Scientists fear Ukraine war will worsen Siberian wildfires
A tragic link between war and global warming could unfold imminently in Siberia: Wildfires that spew emissions may burn out of control because Russian military units that normally locate and fight them are in Ukraine.
Why it matters: Russian wildfires are a major source of carbon dioxide emissions, and some types of fires there also send black carbon, or soot, into the Arctic, which fuels sea ice melt.
The big picture: Eurasia as a whole, and Siberia in particular, has been warming at some of the fastest rates on Earth, with ripple effects extending throughout the landscape.
- Wildfires have been observed that smolder under the surface of peat-rich soil throughout the winter, only to reemerge in the spring. Such blazes are known as "zombie fires."
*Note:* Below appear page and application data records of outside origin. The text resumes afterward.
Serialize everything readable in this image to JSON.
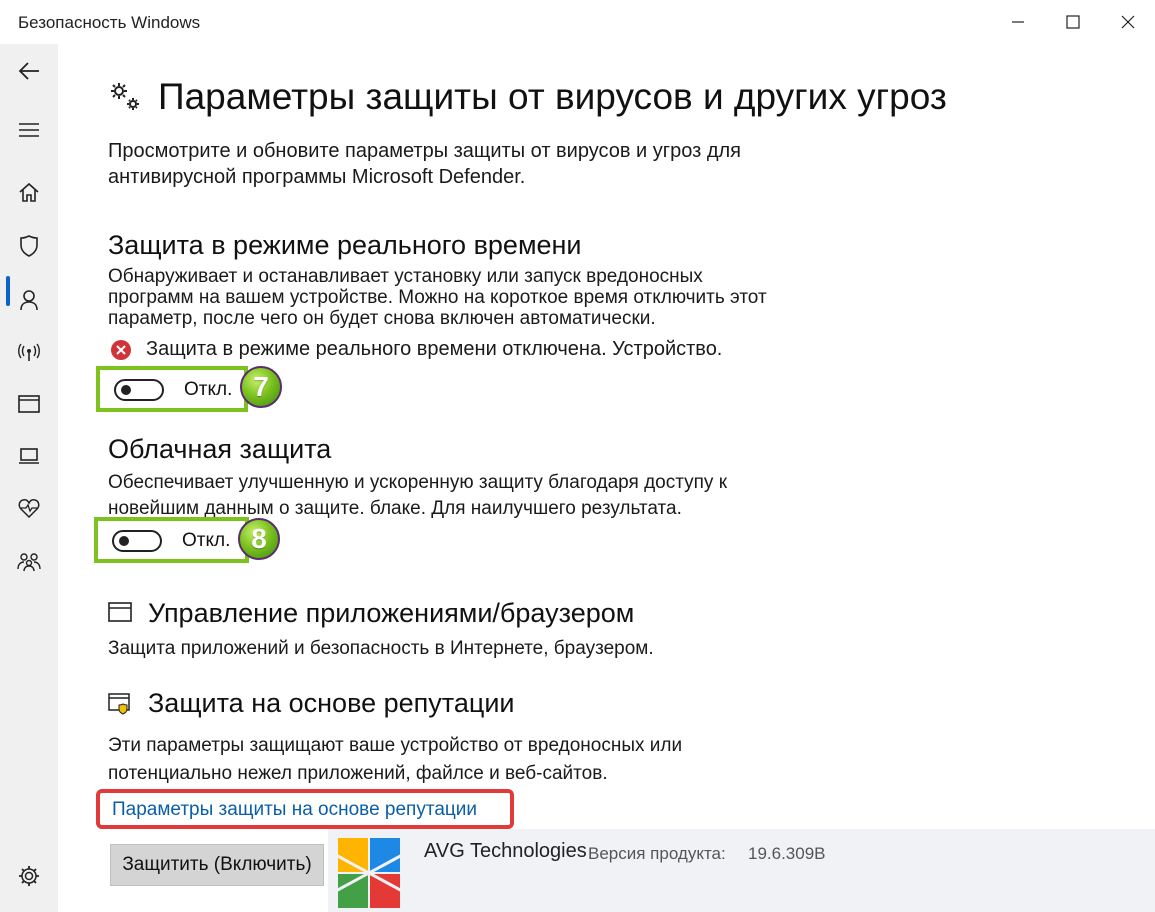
{
  "window": {
    "title": "Безопасность Windows",
    "controls": [
      "minimize-icon",
      "maximize-icon",
      "close-icon"
    ]
  },
  "sidebar": {
    "items": [
      {
        "icon": "back-arrow-icon"
      },
      {
        "icon": "hamburger-menu-icon"
      },
      {
        "icon": "home-icon"
      },
      {
        "icon": "shield-icon",
        "active": true
      },
      {
        "icon": "person-icon"
      },
      {
        "icon": "wireless-icon"
      },
      {
        "icon": "app-browser-icon"
      },
      {
        "icon": "laptop-icon"
      },
      {
        "icon": "heart-pulse-icon"
      },
      {
        "icon": "family-icon"
      },
      {
        "icon": "gear-icon"
      }
    ],
    "active_color": "#0a64c8"
  },
  "page": {
    "title": "Параметры защиты от вирусов и других угроз",
    "title_icon": "gears-icon",
    "description": [
      "Просмотрите и обновите параметры защиты от вирусов и угроз для",
      "антивирусной программы Microsoft Defender."
    ]
  },
  "realtime": {
    "title": "Защита в режиме реального времени",
    "description": [
      "Обнаруживает и останавливает установку или запуск вредоносных",
      "программ на вашем устройстве. Можно на короткое время отключить этот",
      "параметр, после чего он будет снова включен автоматически."
    ],
    "status_icon": "error-icon",
    "status_color": "#d13438",
    "status": "Защита в режиме реального времени отключена. Устройство.",
    "toggle_state": "Откл.",
    "step_badge": "7"
  },
  "cloud": {
    "title": "Облачная защита",
    "description": [
      "Обеспечивает улучшенную и ускоренную защиту благодаря доступу к",
      "новейшим данным о защите. блаке. Для наилучшего результата."
    ],
    "toggle_state": "Откл.",
    "step_badge": "8"
  },
  "app_browser": {
    "icon": "app-browser-icon",
    "title": "Управление приложениями/браузером",
    "description": "Защита приложений и безопасность в Интернете, браузером."
  },
  "reputation": {
    "icon": "reputation-shield-icon",
    "title": "Защита на основе репутации",
    "description": [
      "Эти параметры защищают ваше устройство от вредоносных или",
      "потенциально нежел приложений, файлсе и веб-сайтов."
    ],
    "link": "Параметры защиты на основе репутации"
  },
  "bottom": {
    "button": "Защитить (Включить)",
    "logo": "avg-logo",
    "vendor": "AVG Technologies",
    "version_label": "Версия продукта:",
    "version": "19.6.309B"
  },
  "colors": {
    "highlight_green": "#7dc21e",
    "highlight_red": "#e03a3a",
    "link": "#0a5ea8"
  }
}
- Already this spring, several large agricultural blazes have been spotted via satellite in parts of Siberia.
- At the same time that blazes have grown more severe, firefighting resources have dwindled, even before the Ukraine conflict, Amber Soja, a research scientist at NASA Langley Research Center, told Axios via email.
Between the lines: Russian firefighting resources could hit a new low this summer, since many troops and equipment directed toward Russia's unprovoked invasion of Ukraine originated in Russia's Eastern Military District, located in Siberia and the Far East.
- Military aircraft and personnel, plus separate assets from the Air Forest Protection Service and local residents, typically make up firefighting crews in this region, and even without a war going on, resources are often stretched thin.
- "If the general population of ‘men’ and firefighters are gone," Soja said, it means resources to fight fires "would be severely limited."
The intrigue: Jessica McCarty, a climate researcher at the Miami University of Ohio, says the war will worsen already amplified wildfire conditions in Siberia.
- "Because the largest fires often need military aircraft to spot and verify the satellite or community reports, [and to] support and fight in Siberia, it is questionable that this capacity will even be available during the summer if the war continues," she told Axios in an email.
- "So, either there will be more fires ... or these aircraft and personnel will be taken away from the western front and brought to Siberia."
Context: A rapidly warming climate has primed this part of the world for seeing more and larger fires that start earlier and last longer into the season and burn in ecosystems previously thought to be less fire prone.
- In 2020, for example, Siberia set its hottest temperature on record as well as an all-time Arctic record, at 100.4°F in Verkhoyansk, about 3,000 miles from Moscow.
- "A warmer and drier climate is shifting boreal and subarctic peatlands from acting somewhat as firebreaks to fire propagators," Mike Waddington, a climate researcher at McMaster University in Canada, told Axios via email.
- That ushers in a positive climate feedback, Waddington said. "With drying fires are burning into northern peat deposits and releasing old carbon, further amplifying atmospheric carbon dioxide levels," he said. "It’s a climate change double whammy!"
Meanwhile, U.S. and European sanctions mean Western scientists cannot collaborate with their Russian colleagues to monitor and study wildfires this year, and instead will have to make do with satellite data. This has limitations, however, particularly when it comes to confirming actual fire ignitions.
What we're watching: Siberian wildfires typically overlap with the warmest and driest parts of the vast tundra, and that will be the case again this summer, Mark Parrington, who monitors fire emissions for Europe's Copernicus Atmosphere Monitoring Service, told Axios.
- "The climate anomalies point to continuing increased fires risk across eastern Siberia," he said.